* **YOUR ASSIGNMENT**
Output the listing below in full, exactly as written.
*** MATERIAL FOR THE TASK ***
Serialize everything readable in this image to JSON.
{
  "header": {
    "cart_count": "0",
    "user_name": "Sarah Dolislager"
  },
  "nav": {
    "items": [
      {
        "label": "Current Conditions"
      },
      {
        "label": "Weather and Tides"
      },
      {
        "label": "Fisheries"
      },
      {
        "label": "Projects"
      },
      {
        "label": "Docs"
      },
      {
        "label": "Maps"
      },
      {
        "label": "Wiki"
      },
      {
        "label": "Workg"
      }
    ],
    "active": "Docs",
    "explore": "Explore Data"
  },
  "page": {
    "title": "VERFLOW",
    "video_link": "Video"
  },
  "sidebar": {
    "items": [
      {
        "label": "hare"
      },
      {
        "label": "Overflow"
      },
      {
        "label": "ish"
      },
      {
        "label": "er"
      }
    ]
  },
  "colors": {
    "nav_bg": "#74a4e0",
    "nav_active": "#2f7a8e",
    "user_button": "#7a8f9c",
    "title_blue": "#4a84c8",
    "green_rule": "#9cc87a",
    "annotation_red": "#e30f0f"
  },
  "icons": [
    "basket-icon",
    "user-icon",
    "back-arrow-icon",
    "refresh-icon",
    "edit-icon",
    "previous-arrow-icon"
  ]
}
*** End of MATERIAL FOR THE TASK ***
* **EXERCISE ANSWER**
Serialize everything readable in this image to JSON.
{
  "header": {
    "cart_count": "0",
    "user_name": "Sarah Dolislager"
  },
  "nav": {
    "items": [
      {
        "label": "Current Conditions"
      },
      {
        "label": "Weather and Tides"
      },
      {
        "label": "Fisheries"
      },
      {
        "label": "Projects"
      },
      {
        "label": "Docs"
      },
      {
        "label": "Maps"
      },
      {
        "label": "Wiki"
      },
      {
        "label": "Workg"
      }
    ],
    "active": "Docs",
    "explore": "Explore Data"
  },
  "page": {
    "title": "VERFLOW",
    "video_link": "Video"
  },
  "sidebar": {
    "items": [
      {
        "label": "hare"
      },
      {
        "label": "Overflow"
      },
      {
        "label": "ish"
      },
      {
        "label": "er"
      }
    ]
  },
  "colors": {
    "nav_bg": "#74a4e0",
    "nav_active": "#2f7a8e",
    "user_button": "#7a8f9c",
    "title_blue": "#4a84c8",
    "green_rule": "#9cc87a",
    "annotation_red": "#e30f0f"
  },
  "icons": [
    "basket-icon",
    "user-icon",
    "back-arrow-icon",
    "refresh-icon",
    "edit-icon",
    "previous-arrow-icon"
  ]
}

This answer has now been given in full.